Google’s constant scroll search console does not affect reports.
As you know, Google is constantly scrolling through mobile search. Truth be told, in my original reporting on this topic, I’ve covered a picture of both Search Console and Google Ads reporting – noting that the change in user behavior has no direct effect. But it seems that some are still asking how this change affects performance reports in the search console.
They don’t really affect them, that’s what my original reporting was about:
Constant scrolling also does not change how position reporting works in the search console. The reporting of positions remains as if the pages did not load automatically.
– Google SearchLiaison (archsearchliaison) October 14, 2021
John Mرller from Google added:
Nothing has changed for the search console – position is position. We do not track pages there.
I have no idea what third-party rank trackers do here – they usually work outside of our Terms of Service.
– ? John ? (oJohnMu) October 14, 2021
My understanding is that (I don’t have time to test, still holding for a week) that we still load the results in groups of about 10, so that when it looks like a page Yes, it’s still about “10 pages.”
– ? John ? (oJohnMu) October 18, 2021
Here’s a recent tweet from John on this:
AFAIK It still loads in the middle of ca 10 (in the background), so there will be some “pagination” even if it’s more transparent. I doubt it will increase impressions (easier to see more results), keep clicks steady. So if you look at the pure CTR, you will see the exact changes.
– ? John ? (oJohnMu) October 21, 2021
And he also talked about it in his recent video hangout at the 46:57 mark where he said:
But basically, on our own, we’re still loading search results into groups of 10. And as the user scrolls down the page, we dynamically load the next set of 10 results there. And when that set of 10 results loads, it counts as an impression. So that basically means scrolling down like this, and you’ll start to see page two of the search results, which we’ll see, well, now it’s page two.
And now there are impressions, like if someone clicks directly on page two in the links. So from that point of view, there really isn’t much change.
What I think will change a little bit is that users will probably scroll a little easier to page two, page three or four. And based on that, the number of impressions a website gets in search results will probably increase slightly. I don’t think it would be like a drastic change, but it would probably be more likely that if you were ranking on page two, then suddenly your site gets a lot of impressions just because the page Two is easy to reach. Search results and I doubt the number of clicks will remain the same, as people will scroll up and down and see the results on a page. And they will click on one of them. So maybe the impressions will go up a bit. Clicks stay the same. This means that your click-through rate goes down a bit. And if you’re totally focusing on click-through rates for SEO, I suspect it’s going to be a bit of a sort– I don’t know– weird situation, because it’s hard to determine , Click-through rate drop because this page was shown in this continuous scroll environment? Or did it fall because users saw it, but they didn’t like to click on it too much?

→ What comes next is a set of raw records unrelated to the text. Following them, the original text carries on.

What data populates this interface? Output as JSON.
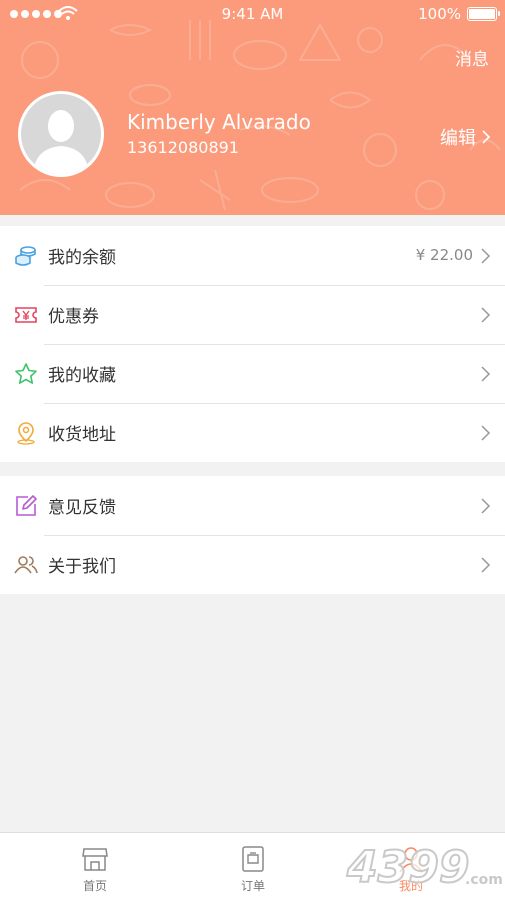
{
  "status_bar": {
    "time": "9:41 AM",
    "battery": "100%"
  },
  "header": {
    "messages_label": "消息",
    "user_name": "Kimberly Alvarado",
    "user_phone": "13612080891",
    "edit_label": "编辑",
    "bg_color": "#fb9b7c"
  },
  "menu_group_1": [
    {
      "label": "我的余额",
      "value": "¥ 22.00",
      "icon": "coins-icon"
    },
    {
      "label": "优惠券",
      "icon": "coupon-icon"
    },
    {
      "label": "我的收藏",
      "icon": "star-icon"
    },
    {
      "label": "收货地址",
      "icon": "location-icon"
    }
  ],
  "menu_group_2": [
    {
      "label": "意见反馈",
      "icon": "edit-feedback-icon"
    },
    {
      "label": "关于我们",
      "icon": "people-icon"
    }
  ],
  "tabbar": [
    {
      "label": "首页",
      "icon": "store-icon"
    },
    {
      "label": "订单",
      "icon": "order-icon"
    },
    {
      "label": "我的",
      "icon": "user-icon",
      "active": true
    }
  ],
  "watermark": {
    "text": "4399",
    "suffix": ".com"
  },
  "colors": {
    "accent": "#fb8a63",
    "header": "#fb9b7c"
  }
}
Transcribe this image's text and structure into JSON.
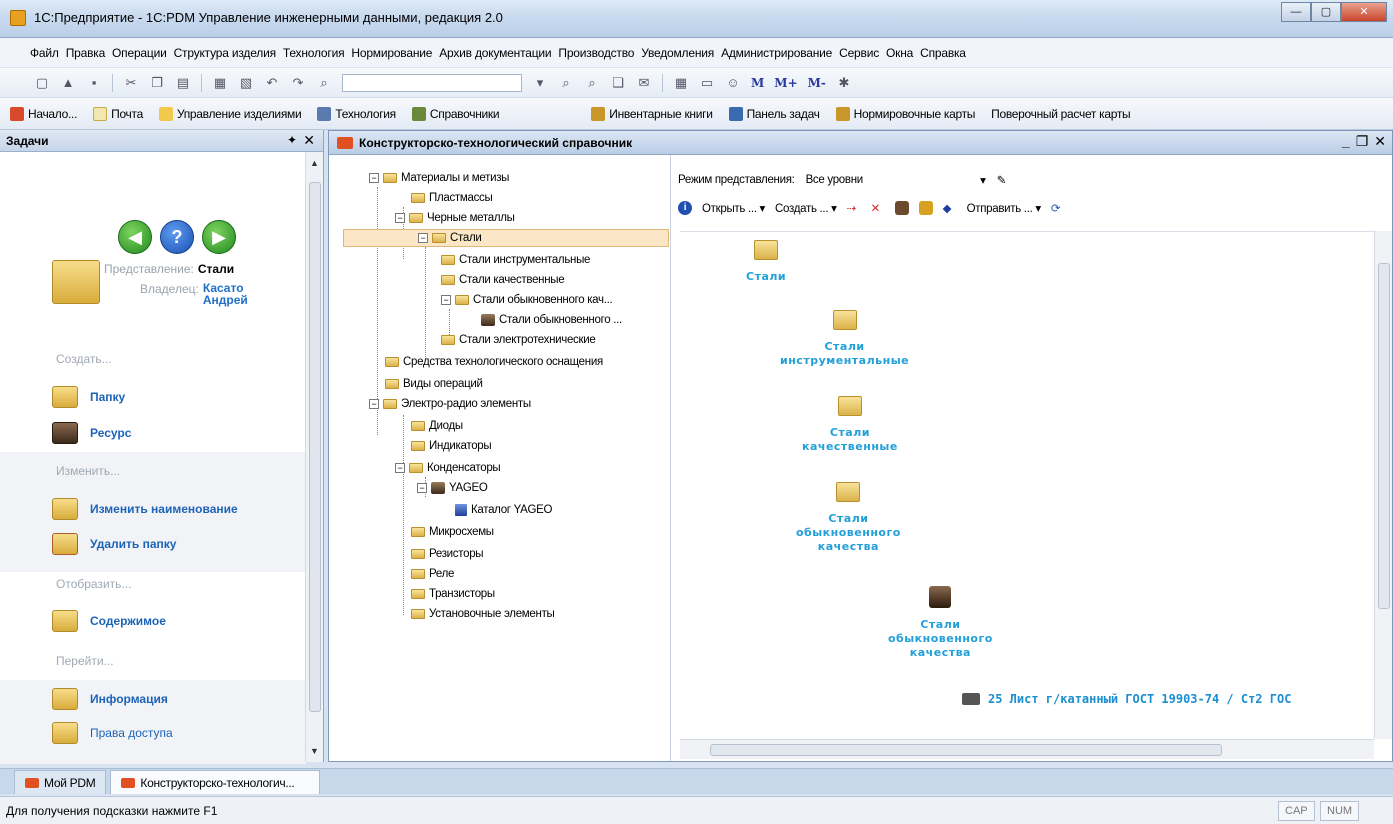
{
  "window": {
    "title": "1С:Предприятие - 1С:PDM Управление инженерными данными, редакция 2.0"
  },
  "menu": [
    "Файл",
    "Правка",
    "Операции",
    "Структура изделия",
    "Технология",
    "Нормирование",
    "Архив документации",
    "Производство",
    "Уведомления",
    "Администрирование",
    "Сервис",
    "Окна",
    "Справка"
  ],
  "toolbar": {
    "m1": "M",
    "m2": "M+",
    "m3": "M-"
  },
  "quick_panel": {
    "items": [
      "Начало...",
      "Почта",
      "Управление изделиями",
      "Технология",
      "Справочники",
      "Инвентарные книги",
      "Панель задач",
      "Нормировочные карты",
      "Поверочный расчет карты"
    ]
  },
  "tasks_pane": {
    "title": "Задачи",
    "representation_label": "Представление:",
    "representation_value": "Стали",
    "owner_label": "Владелец:",
    "owner_value": "Касато\nАндрей",
    "sections": {
      "create": "Создать...",
      "change": "Изменить...",
      "show": "Отобразить...",
      "goto": "Перейти..."
    },
    "actions": {
      "folder": "Папку",
      "resource": "Ресурс",
      "rename": "Изменить наименование",
      "delete_folder": "Удалить папку",
      "contents": "Содержимое",
      "info": "Информация",
      "access": "Права доступа"
    }
  },
  "main_window": {
    "title": "Конструкторско-технологический справочник"
  },
  "tree": {
    "nodes": {
      "materials": "Материалы и метизы",
      "plastics": "Пластмассы",
      "ferrous": "Черные металлы",
      "steels": "Стали",
      "tool_steels": "Стали инструментальные",
      "quality_steels": "Стали качественные",
      "ordinary_steels": "Стали обыкновенного кач...",
      "ordinary_steels_res": "Стали обыкновенного ...",
      "electrotech_steels": "Стали электротехнические",
      "tech_equipment": "Средства технологического оснащения",
      "operation_types": "Виды операций",
      "electro_radio": "Электро-радио элементы",
      "diodes": "Диоды",
      "indicators": "Индикаторы",
      "capacitors": "Конденсаторы",
      "yageo": "YAGEO",
      "yageo_catalog": "Каталог YAGEO",
      "microchips": "Микросхемы",
      "resistors": "Резисторы",
      "relays": "Реле",
      "transistors": "Транзисторы",
      "mounting": "Установочные элементы"
    }
  },
  "right_pane": {
    "mode_label": "Режим представления:",
    "mode_value": "Все уровни",
    "open_label": "Открыть ...",
    "create_label": "Создать ...",
    "send_label": "Отправить ...",
    "items": {
      "steels": "Стали",
      "tool_steels": "Стали\nинструментальные",
      "quality_steels": "Стали\nкачественные",
      "ordinary_folder": "Стали\nобыкновенного\nкачества",
      "ordinary_res": "Стали\nобыкновенного\nкачества",
      "list_item": "25 Лист г/катанный ГОСТ 19903-74 / Ст2 ГОС"
    }
  },
  "window_tabs": [
    "Мой PDM",
    "Конструкторско-технологич..."
  ],
  "status": {
    "hint": "Для получения подсказки нажмите F1",
    "cap": "CAP",
    "num": "NUM"
  }
}
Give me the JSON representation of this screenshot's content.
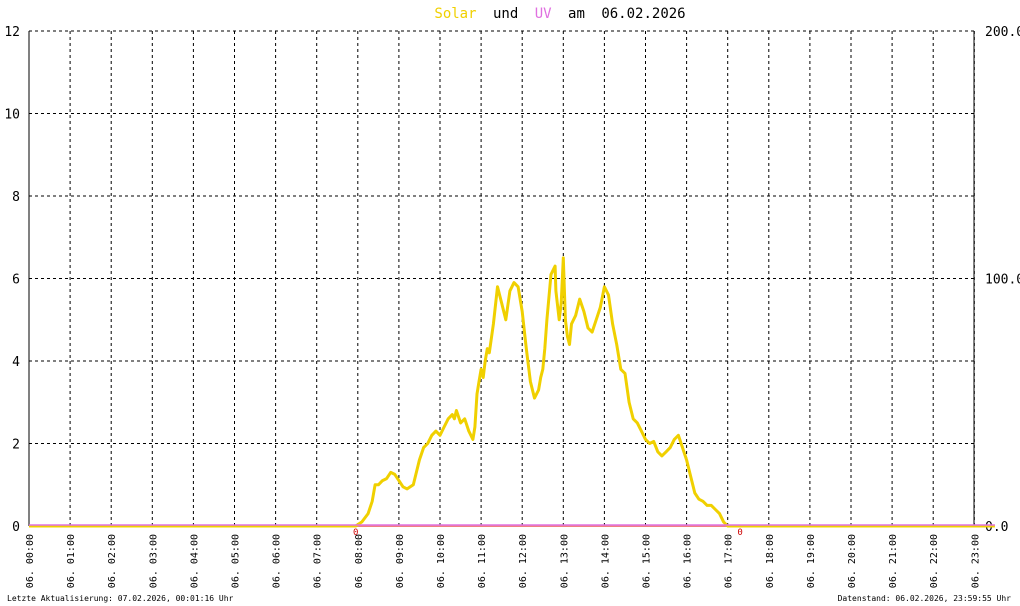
{
  "title": {
    "solar": "Solar",
    "und": "und",
    "uv": "UV",
    "am": "am",
    "date": "06.02.2026"
  },
  "footer": {
    "last_update": "Letzte Aktualisierung: 07.02.2026, 00:01:16 Uhr",
    "data_state": "Datenstand: 06.02.2026, 23:59:55 Uhr"
  },
  "colors": {
    "solar": "#f0d000",
    "uv": "#e070e0",
    "baseline": "#f08080",
    "grid": "#000000",
    "zero_marker": "#cc0000"
  },
  "chart_data": {
    "type": "line",
    "x_range_hours": [
      0,
      23.5
    ],
    "left_axis": {
      "ylim": [
        0,
        12
      ],
      "ticks": [
        "0",
        "2",
        "4",
        "6",
        "8",
        "10",
        "12"
      ]
    },
    "right_axis": {
      "ylim": [
        0,
        200
      ],
      "ticks": [
        "0.0",
        "100.0",
        "200.0"
      ]
    },
    "x_tick_labels": [
      "06. 00:00",
      "06. 01:00",
      "06. 02:00",
      "06. 03:00",
      "06. 04:00",
      "06. 05:00",
      "06. 06:00",
      "06. 07:00",
      "06. 08:00",
      "06. 09:00",
      "06. 10:00",
      "06. 11:00",
      "06. 12:00",
      "06. 13:00",
      "06. 14:00",
      "06. 15:00",
      "06. 16:00",
      "06. 17:00",
      "06. 18:00",
      "06. 19:00",
      "06. 20:00",
      "06. 21:00",
      "06. 22:00",
      "06. 23:00"
    ],
    "zero_markers": [
      {
        "hour": 7.95,
        "label": "0"
      },
      {
        "hour": 17.3,
        "label": "0"
      }
    ],
    "series": [
      {
        "name": "Solar",
        "x": [
          0,
          7.95,
          8.1,
          8.25,
          8.35,
          8.42,
          8.5,
          8.6,
          8.7,
          8.8,
          8.9,
          9.0,
          9.1,
          9.2,
          9.35,
          9.5,
          9.6,
          9.7,
          9.8,
          9.9,
          10.0,
          10.1,
          10.2,
          10.3,
          10.35,
          10.4,
          10.5,
          10.6,
          10.7,
          10.8,
          10.85,
          10.9,
          10.95,
          11.0,
          11.05,
          11.1,
          11.15,
          11.2,
          11.3,
          11.4,
          11.5,
          11.6,
          11.7,
          11.8,
          11.9,
          12.0,
          12.1,
          12.2,
          12.3,
          12.4,
          12.45,
          12.5,
          12.55,
          12.6,
          12.7,
          12.8,
          12.82,
          12.9,
          12.95,
          13.0,
          13.05,
          13.1,
          13.15,
          13.2,
          13.3,
          13.4,
          13.5,
          13.6,
          13.7,
          13.8,
          13.9,
          14.0,
          14.1,
          14.2,
          14.3,
          14.4,
          14.5,
          14.6,
          14.7,
          14.8,
          14.9,
          15.0,
          15.1,
          15.2,
          15.3,
          15.4,
          15.5,
          15.6,
          15.7,
          15.8,
          15.9,
          16.0,
          16.1,
          16.2,
          16.3,
          16.4,
          16.5,
          16.6,
          16.7,
          16.8,
          16.9,
          17.0,
          17.1,
          17.2,
          17.3,
          17.5,
          23.5
        ],
        "y": [
          0,
          0,
          0.1,
          0.3,
          0.6,
          1.0,
          1.0,
          1.1,
          1.15,
          1.3,
          1.25,
          1.1,
          0.95,
          0.9,
          1.0,
          1.6,
          1.9,
          2.0,
          2.2,
          2.3,
          2.2,
          2.4,
          2.6,
          2.7,
          2.6,
          2.8,
          2.5,
          2.6,
          2.3,
          2.1,
          2.4,
          3.2,
          3.5,
          3.8,
          3.6,
          4.0,
          4.3,
          4.2,
          4.9,
          5.8,
          5.4,
          5.0,
          5.7,
          5.9,
          5.8,
          5.2,
          4.3,
          3.5,
          3.1,
          3.3,
          3.6,
          3.8,
          4.3,
          5.0,
          6.1,
          6.3,
          5.7,
          5.0,
          5.4,
          6.5,
          5.0,
          4.6,
          4.4,
          4.9,
          5.1,
          5.5,
          5.2,
          4.8,
          4.7,
          5.0,
          5.3,
          5.8,
          5.6,
          4.9,
          4.4,
          3.8,
          3.7,
          3.0,
          2.6,
          2.5,
          2.3,
          2.1,
          2.0,
          2.05,
          1.8,
          1.7,
          1.8,
          1.9,
          2.1,
          2.2,
          1.9,
          1.6,
          1.2,
          0.8,
          0.65,
          0.6,
          0.5,
          0.5,
          0.4,
          0.3,
          0.1,
          0,
          0,
          0,
          0,
          0,
          0
        ]
      },
      {
        "name": "UV",
        "x": [
          0,
          23.5
        ],
        "y": [
          0,
          0
        ]
      }
    ]
  }
}
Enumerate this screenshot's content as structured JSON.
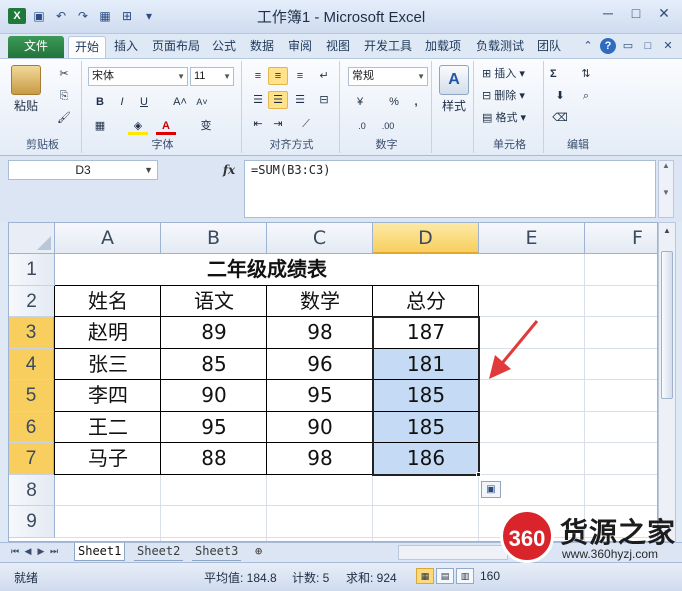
{
  "window": {
    "title": "工作簿1 - Microsoft Excel",
    "controls": [
      "─",
      "□",
      "✕"
    ]
  },
  "ribbon_tabs": [
    "文件",
    "开始",
    "插入",
    "页面布局",
    "公式",
    "数据",
    "审阅",
    "视图",
    "开发工具",
    "加载项",
    "负载测试",
    "团队"
  ],
  "ribbon": {
    "clipboard": {
      "label": "剪贴板",
      "paste": "粘贴"
    },
    "font": {
      "label": "字体",
      "name": "宋体",
      "size": "11",
      "bold": "B",
      "italic": "I",
      "underline": "U",
      "grow": "A˄",
      "shrink": "A˅",
      "wen": "变"
    },
    "alignment": {
      "label": "对齐方式"
    },
    "number": {
      "label": "数字",
      "format": "常规",
      "percent": "%",
      "comma": ","
    },
    "styles": {
      "label": "样式"
    },
    "cells": {
      "label": "单元格",
      "insert": "插入",
      "delete": "删除",
      "format": "格式"
    },
    "editing": {
      "label": "编辑",
      "sum": "Σ"
    }
  },
  "formula_bar": {
    "name_box": "D3",
    "fx": "fx",
    "formula": "=SUM(B3:C3)"
  },
  "grid": {
    "columns": [
      "A",
      "B",
      "C",
      "D",
      "E",
      "F"
    ],
    "rows": [
      "1",
      "2",
      "3",
      "4",
      "5",
      "6",
      "7",
      "8",
      "9"
    ],
    "title": "二年级成绩表",
    "headers": [
      "姓名",
      "语文",
      "数学",
      "总分"
    ],
    "data": [
      [
        "赵明",
        "89",
        "98",
        "187"
      ],
      [
        "张三",
        "85",
        "96",
        "181"
      ],
      [
        "李四",
        "90",
        "95",
        "185"
      ],
      [
        "王二",
        "95",
        "90",
        "185"
      ],
      [
        "马子",
        "88",
        "98",
        "186"
      ]
    ],
    "active_cell": "D3",
    "selected_range": "D3:D7"
  },
  "sheets": [
    "Sheet1",
    "Sheet2",
    "Sheet3"
  ],
  "status": {
    "ready": "就绪",
    "average": "平均值: 184.8",
    "count": "计数: 5",
    "sum": "求和: 924",
    "zoom": "160"
  },
  "watermark": {
    "badge": "360",
    "name": "货源之家",
    "url": "www.360hyzj.com"
  },
  "colors": {
    "selection_header": "#f8cf5f",
    "selection_fill": "#c5dbf5",
    "arrow": "#e03a3a",
    "file_tab": "#2a8445"
  }
}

So I think it’s difficult there. One thing that, I don’t know, helps a little bit. I think we do this constant scrolling only for the first four pages. And then you load more or click on the next page type. I don’t know what to call it. So it’s not something you’ll see if you were ranking on page five or six, at least not now.
Here is the video:
So there has been no change in live reporting because page two is still page two. But if searchers scroll more and click on page two results, your CTR may change. Probably…
Discussion on the forum Twitter.